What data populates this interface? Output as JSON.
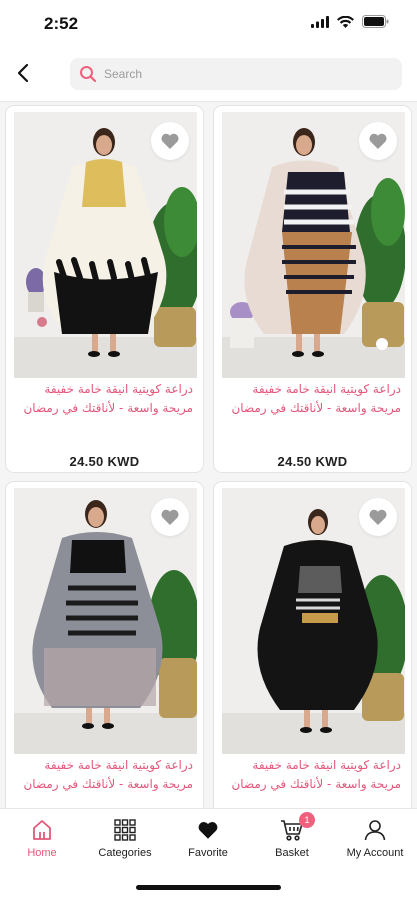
{
  "status_bar": {
    "time": "2:52"
  },
  "header": {
    "search_placeholder": "Search"
  },
  "products": [
    {
      "title": "دراعة كويتية انيقة خامة خفيفة مريحة واسعة - لأناقتك في رمضان",
      "price": "24.50 KWD"
    },
    {
      "title": "دراعة كويتية انيقة خامة خفيفة مريحة واسعة - لأناقتك في رمضان",
      "price": "24.50 KWD"
    },
    {
      "title": "دراعة كويتية انيقة خامة خفيفة مريحة واسعة - لأناقتك في رمضان",
      "price": ""
    },
    {
      "title": "دراعة كويتية انيقة خامة خفيفة مريحة واسعة - لأناقتك في رمضان",
      "price": ""
    }
  ],
  "tabbar": {
    "items": [
      {
        "label": "Home",
        "icon": "home-icon",
        "active": true
      },
      {
        "label": "Categories",
        "icon": "grid-icon"
      },
      {
        "label": "Favorite",
        "icon": "heart-icon"
      },
      {
        "label": "Basket",
        "icon": "cart-icon",
        "badge": "1"
      },
      {
        "label": "My Account",
        "icon": "user-icon"
      }
    ]
  },
  "colors": {
    "accent": "#e3577a",
    "badge": "#f0607d"
  }
}
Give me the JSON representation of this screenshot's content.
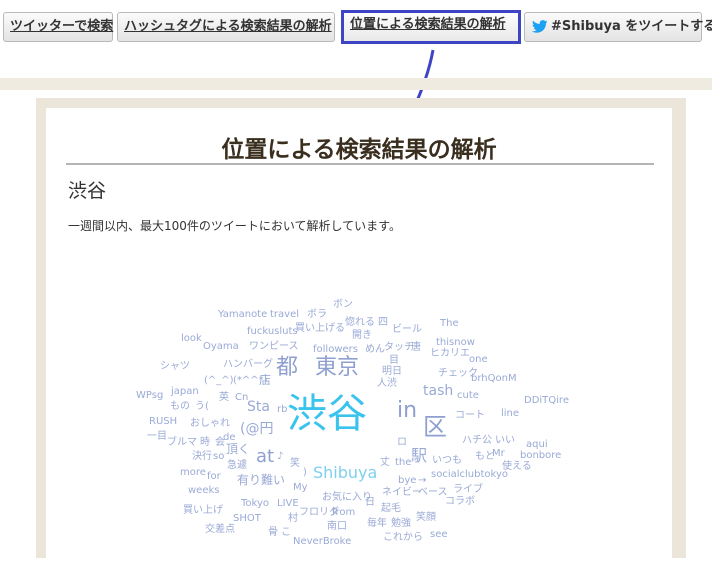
{
  "tabs": {
    "search_twitter": "ツイッターで検索",
    "hashtag_analysis": "ハッシュタグによる検索結果の解析",
    "location_analysis": "位置による検索結果の解析",
    "tweet_hashtag": "#Shibuya をツイートする"
  },
  "accent_colors": {
    "annotation": "#3f44c4",
    "twitter_blue": "#1da1f2",
    "cloud_main": "#3ac3ec",
    "cloud_word": "#8fa6d2"
  },
  "main": {
    "title": "位置による検索結果の解析",
    "place_name": "渋谷",
    "description": "一週間以内、最大100件のツイートにおいて解析しています。"
  },
  "word_cloud": [
    "Yamanote",
    "travel",
    "ボラ",
    "ボン",
    "fuckusluts",
    "買い上げる",
    "惚れる",
    "四",
    "開き",
    "ビール",
    "The",
    "look",
    "Oyama",
    "ワンピース",
    "followers",
    "めん",
    "タッチ",
    "唐",
    "thisnow",
    "シャツ",
    "ハンバーグ",
    "目",
    "ヒカリエ",
    "one",
    "都",
    "東京",
    "明日",
    "チェック",
    "brhQonM",
    "(^_^)",
    "(*^^*)",
    "店",
    "人渋",
    "japan",
    "WPsg",
    "英",
    "Cn",
    "tash",
    "cute",
    "もの",
    "う(",
    "Sta",
    "rb",
    "DDiTQire",
    "RUSH",
    "おしゃれ",
    "渋谷",
    "in",
    "line",
    "区",
    "コート",
    "(@円",
    "一目",
    "ブルマ",
    "時",
    "会",
    "頂く",
    "ロ",
    "ハチ公",
    "いい",
    "aqui",
    "決行",
    "so",
    "de",
    "at",
    "♪",
    "駅",
    "Mr",
    "もと",
    "bonbore",
    "急遽",
    "笑",
    "丈",
    "the",
    "いつも",
    "使える",
    "more",
    "for",
    "Shibuya",
    ")",
    "有り難い",
    "bye",
    "→",
    "socialclubtokyo",
    "weeks",
    "My",
    "お気に入り",
    "ネイビー",
    "ベース",
    "ライブ",
    "Tokyo",
    "LIVE",
    "日",
    "コラボ",
    "買い上げ",
    "SHOT",
    "村",
    "フロリダ",
    "起毛",
    "交差点",
    "from",
    "毎年",
    "勉強",
    "笑顔",
    "骨",
    "こ",
    "南口",
    "これから",
    "see",
    "NeverBroke"
  ]
}
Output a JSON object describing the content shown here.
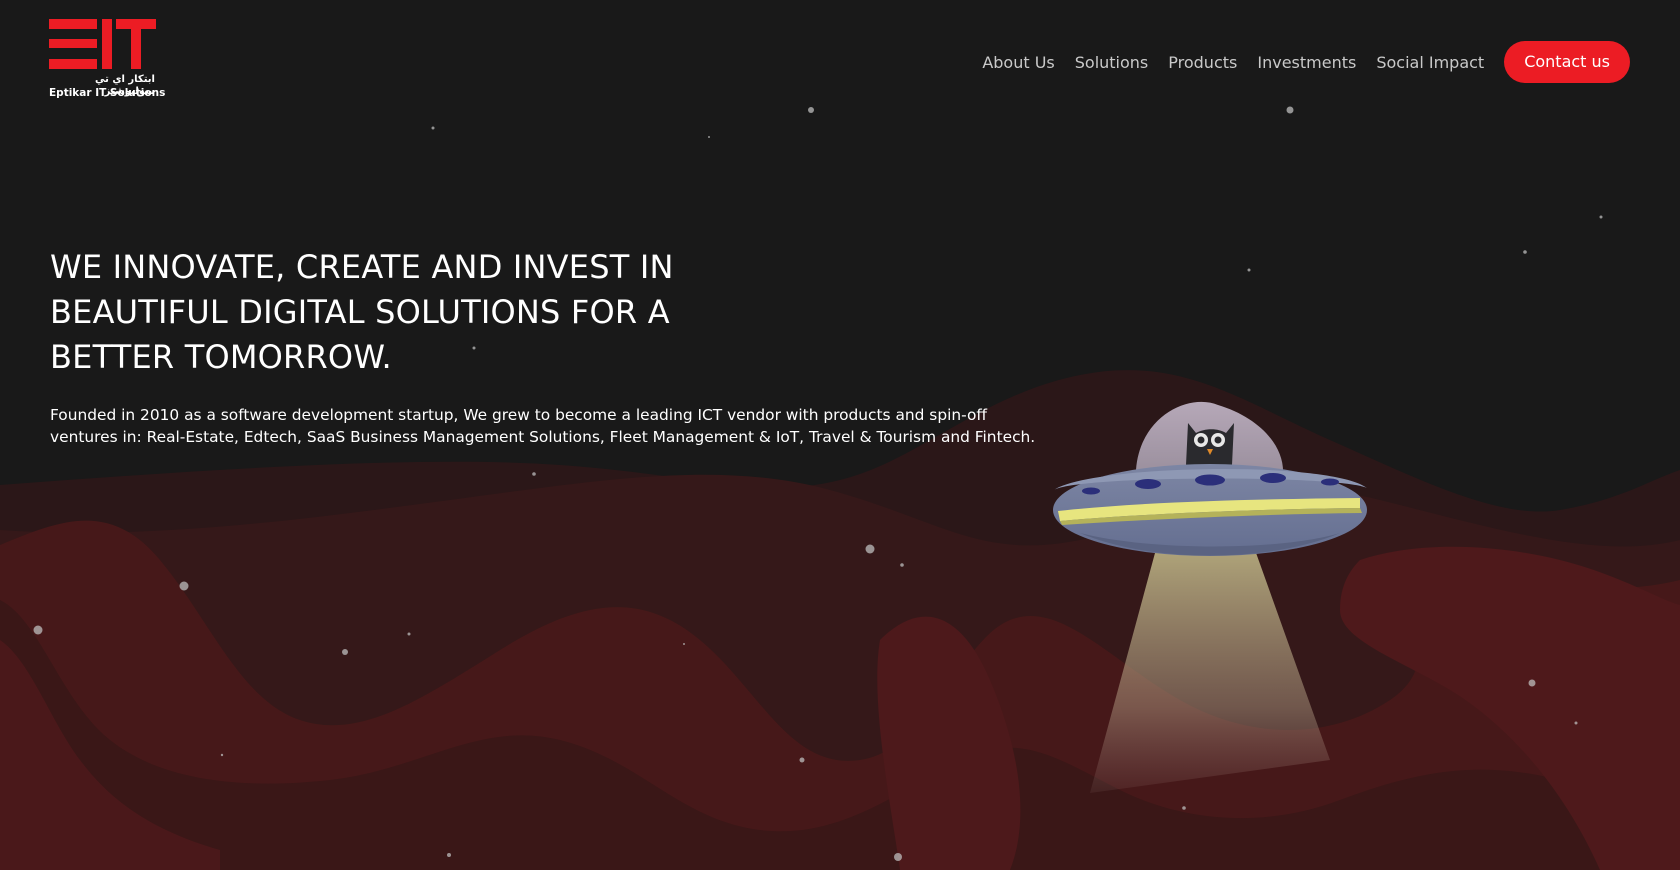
{
  "brand": {
    "logo_mark": "EIT",
    "arabic_name": "ابتكار اي تي سوليوشنز",
    "name": "Eptikar IT Solutions",
    "accent_color": "#ec1c24",
    "background_color": "#191919"
  },
  "nav": {
    "items": [
      {
        "label": "About Us"
      },
      {
        "label": "Solutions"
      },
      {
        "label": "Products"
      },
      {
        "label": "Investments"
      },
      {
        "label": "Social Impact"
      }
    ],
    "contact_label": "Contact us"
  },
  "hero": {
    "title": "WE INNOVATE, CREATE AND INVEST IN BEAUTIFUL DIGITAL SOLUTIONS FOR A BETTER TOMORROW.",
    "description": "Founded in 2010 as a software development startup, We grew to become a leading ICT vendor with products and spin-off ventures in: Real-Estate, Edtech, SaaS Business Management Solutions, Fleet Management & IoT, Travel & Tourism and Fintech."
  },
  "illustration": {
    "icon": "ufo-owl-illustration"
  }
}
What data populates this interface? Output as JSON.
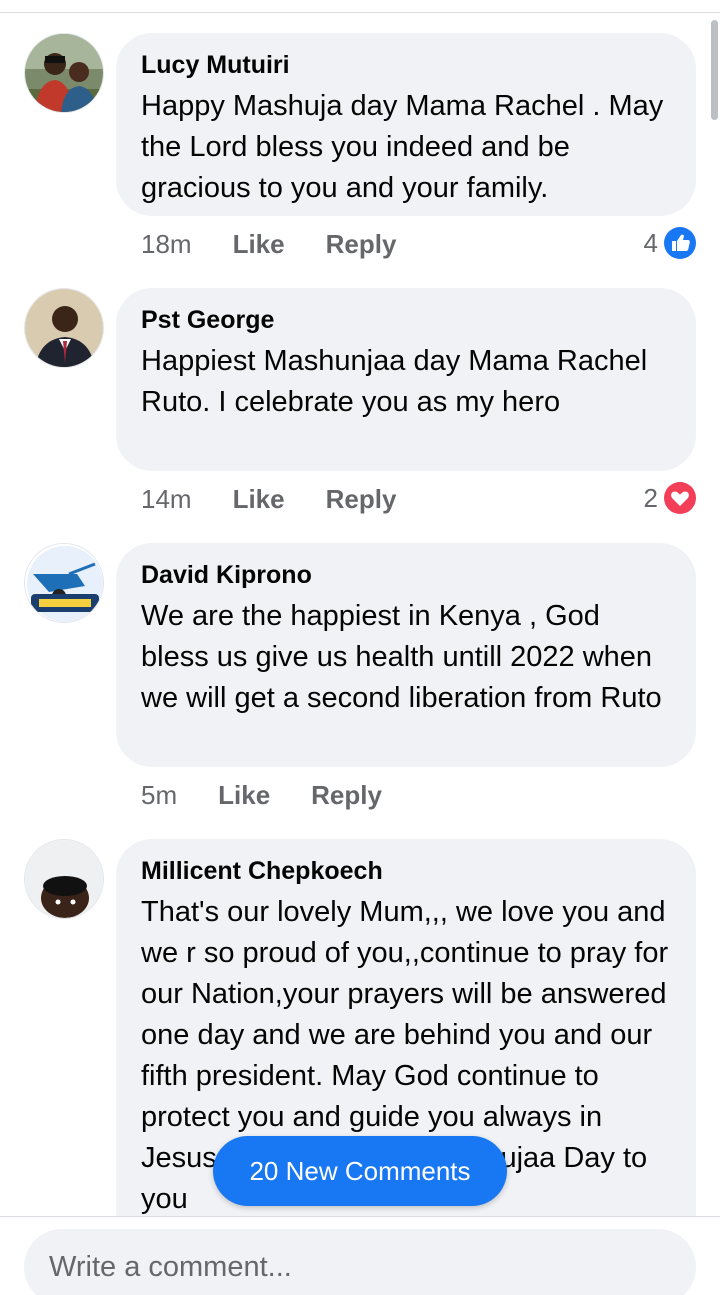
{
  "comments": [
    {
      "author": "Lucy Mutuiri",
      "text": "Happy Mashuja day Mama Rachel . May the Lord bless you indeed and be gracious to you and your family.",
      "time": "18m",
      "like_label": "Like",
      "reply_label": "Reply",
      "reaction_count": "4",
      "reaction_icon": "like-icon",
      "avatar_icon": "avatar-two-people"
    },
    {
      "author": "Pst George",
      "text": "Happiest Mashunjaa day Mama Rachel Ruto. I celebrate you as my hero",
      "time": "14m",
      "like_label": "Like",
      "reply_label": "Reply",
      "reaction_count": "2",
      "reaction_icon": "love-icon",
      "avatar_icon": "avatar-man-in-suit"
    },
    {
      "author": "David Kiprono",
      "text": "We are the happiest in Kenya , God bless us give us health untill 2022 when we will get a second liberation from Ruto",
      "time": "5m",
      "like_label": "Like",
      "reply_label": "Reply",
      "avatar_icon": "avatar-wheelbarrow-logo"
    },
    {
      "author": "Millicent Chepkoech",
      "text": "That's our lovely Mum,,, we love you and we r so proud of you,,continue to pray for our Nation,your prayers will be answered one day and we are behind you and our fifth president. May God continue to protect you and guide you always in Jesus name,,,, Happy Mashujaa Day to you",
      "avatar_icon": "avatar-woman"
    }
  ],
  "new_comments_label": "20 New Comments",
  "composer": {
    "placeholder": "Write a comment..."
  },
  "colors": {
    "accent": "#1877f2",
    "love": "#f33e58",
    "bubble": "#f0f2f5",
    "meta": "#65676b"
  }
}
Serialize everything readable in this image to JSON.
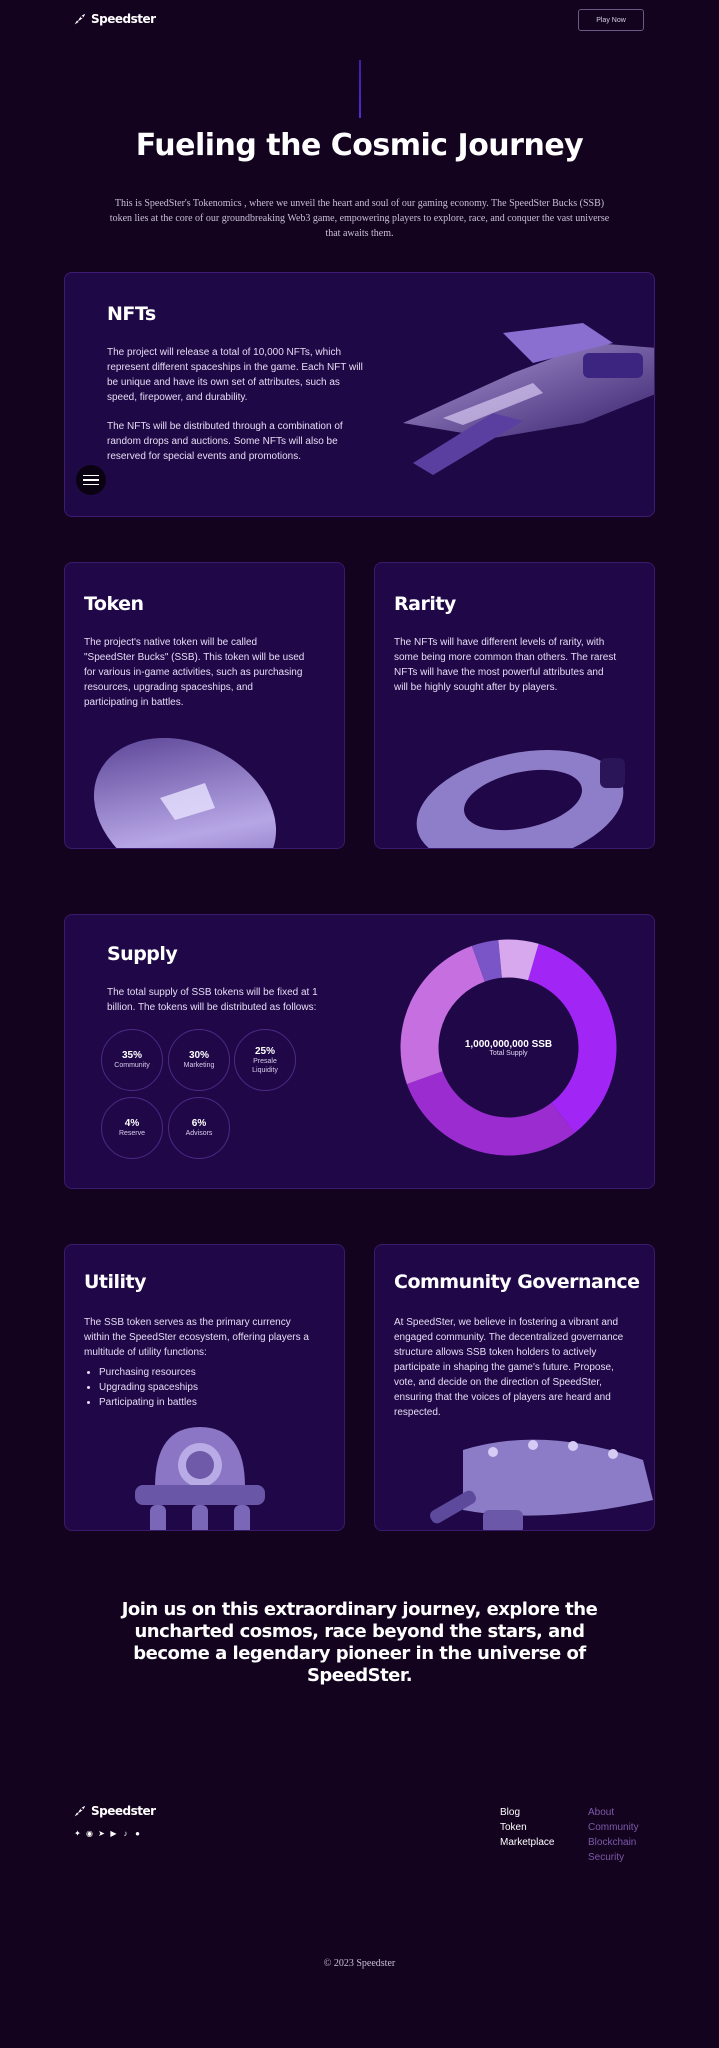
{
  "header": {
    "brand": "Speedster",
    "play_button": "Play Now"
  },
  "hero": {
    "title": "Fueling the Cosmic Journey",
    "description": "This is SpeedSter's Tokenomics , where we unveil the heart and soul of our gaming economy. The SpeedSter Bucks (SSB) token lies at the core of our groundbreaking Web3 game, empowering players to explore, race, and conquer the vast universe that awaits them."
  },
  "nfts": {
    "title": "NFTs",
    "p1": "The project will release a total of 10,000 NFTs, which represent different spaceships in the game. Each NFT will be unique and have its own set of attributes, such as speed, firepower, and durability.",
    "p2": "The NFTs will be distributed through a combination of random drops and auctions. Some NFTs will also be reserved for special events and promotions."
  },
  "token": {
    "title": "Token",
    "text": "The project's native token will be called \"SpeedSter Bucks\" (SSB). This token will be used for various in-game activities, such as purchasing resources, upgrading spaceships, and participating in battles."
  },
  "rarity": {
    "title": "Rarity",
    "text": "The NFTs will have different levels of rarity, with some being more common than others. The rarest NFTs will have the most powerful attributes and will be highly sought after by players."
  },
  "supply": {
    "title": "Supply",
    "text": "The total supply of SSB tokens will be fixed at 1 billion. The tokens will be distributed as follows:",
    "total_label": "1,000,000,000 SSB",
    "total_sub": "Total Supply",
    "allocations": [
      {
        "pct": "35%",
        "label": "Community"
      },
      {
        "pct": "30%",
        "label": "Marketing"
      },
      {
        "pct": "25%",
        "label": "Presale Liquidity"
      },
      {
        "pct": "4%",
        "label": "Reserve"
      },
      {
        "pct": "6%",
        "label": "Advisors"
      }
    ],
    "colors": [
      "#a126f5",
      "#9b2dd0",
      "#c66fe0",
      "#7a55c8",
      "#d8a8ef"
    ]
  },
  "chart_data": {
    "type": "pie",
    "categories": [
      "Community",
      "Marketing",
      "Presale Liquidity",
      "Reserve",
      "Advisors"
    ],
    "values": [
      35,
      30,
      25,
      4,
      6
    ]
  },
  "utility": {
    "title": "Utility",
    "text": "The SSB token serves as the primary currency within the SpeedSter ecosystem, offering players a multitude of utility functions:",
    "items": [
      "Purchasing resources",
      "Upgrading spaceships",
      "Participating in battles"
    ]
  },
  "community": {
    "title": "Community Governance",
    "text": "At SpeedSter, we believe in fostering a vibrant and engaged community. The decentralized governance structure allows SSB token holders to actively participate in shaping the game's future. Propose, vote, and decide on the direction of SpeedSter, ensuring that the voices of players are heard and respected."
  },
  "closing": "Join us on this extraordinary journey, explore the uncharted cosmos, race beyond the stars, and become a legendary pioneer in the universe of SpeedSter.",
  "footer": {
    "brand": "Speedster",
    "col1": [
      "Blog",
      "Token",
      "Marketplace"
    ],
    "col2": [
      "About",
      "Community",
      "Blockchain",
      "Security"
    ],
    "socials": [
      "twitter-icon",
      "discord-icon",
      "telegram-icon",
      "youtube-icon",
      "tiktok-icon",
      "medium-icon"
    ],
    "copyright": "© 2023 Speedster"
  }
}
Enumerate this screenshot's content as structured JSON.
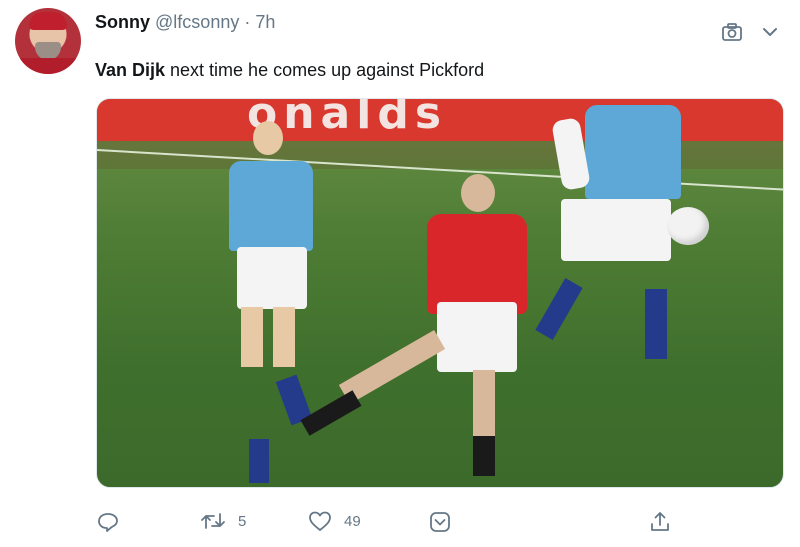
{
  "tweet": {
    "display_name": "Sonny",
    "handle": "@lfcsonny",
    "dot": "·",
    "time": "7h",
    "text_bold": "Van Dijk",
    "text_rest": " next time he comes up against Pickford"
  },
  "media": {
    "billboard_text": "onalds"
  },
  "actions": {
    "retweets": "5",
    "likes": "49"
  },
  "icons": {
    "header": [
      "camera-icon",
      "chevron-down-icon"
    ],
    "actions": [
      "reply-icon",
      "retweet-icon",
      "like-icon",
      "dm-icon",
      "share-icon"
    ]
  },
  "colors": {
    "text": "#14171a",
    "muted": "#657786",
    "border": "#e1e8ed"
  }
}
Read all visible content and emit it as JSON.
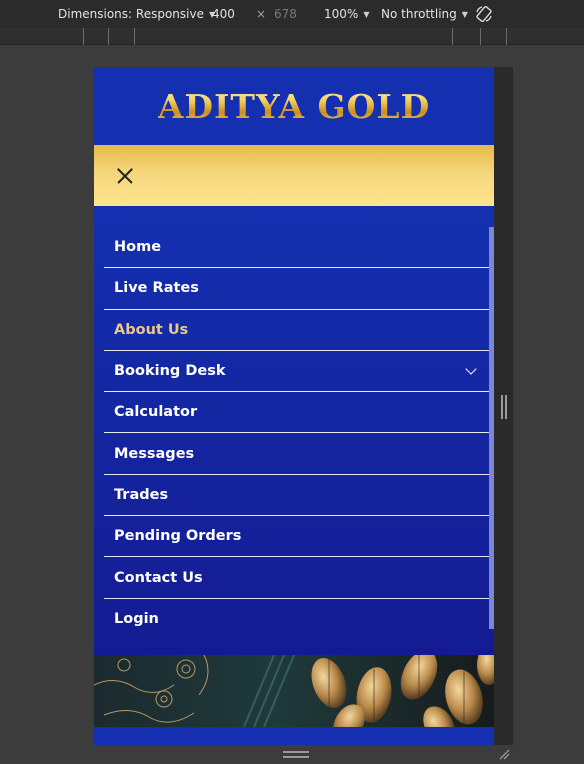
{
  "devtools": {
    "dimensions_label": "Dimensions: Responsive",
    "width": "400",
    "times": "×",
    "height": "678",
    "zoom": "100%",
    "throttling": "No throttling",
    "rotate_icon": "rotate-icon"
  },
  "site": {
    "logo": "ADITYA GOLD",
    "menu": [
      {
        "label": "Home"
      },
      {
        "label": "Live Rates"
      },
      {
        "label": "About Us",
        "active": true
      },
      {
        "label": "Booking Desk",
        "has_submenu": true
      },
      {
        "label": "Calculator"
      },
      {
        "label": "Messages"
      },
      {
        "label": "Trades"
      },
      {
        "label": "Pending Orders"
      },
      {
        "label": "Contact Us"
      },
      {
        "label": "Login"
      }
    ]
  },
  "colors": {
    "brand_blue": "#1430b0",
    "gold": "#f6d67b",
    "active_text": "#e8c98b"
  }
}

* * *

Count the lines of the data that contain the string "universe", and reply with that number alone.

> Answer to the problem:
2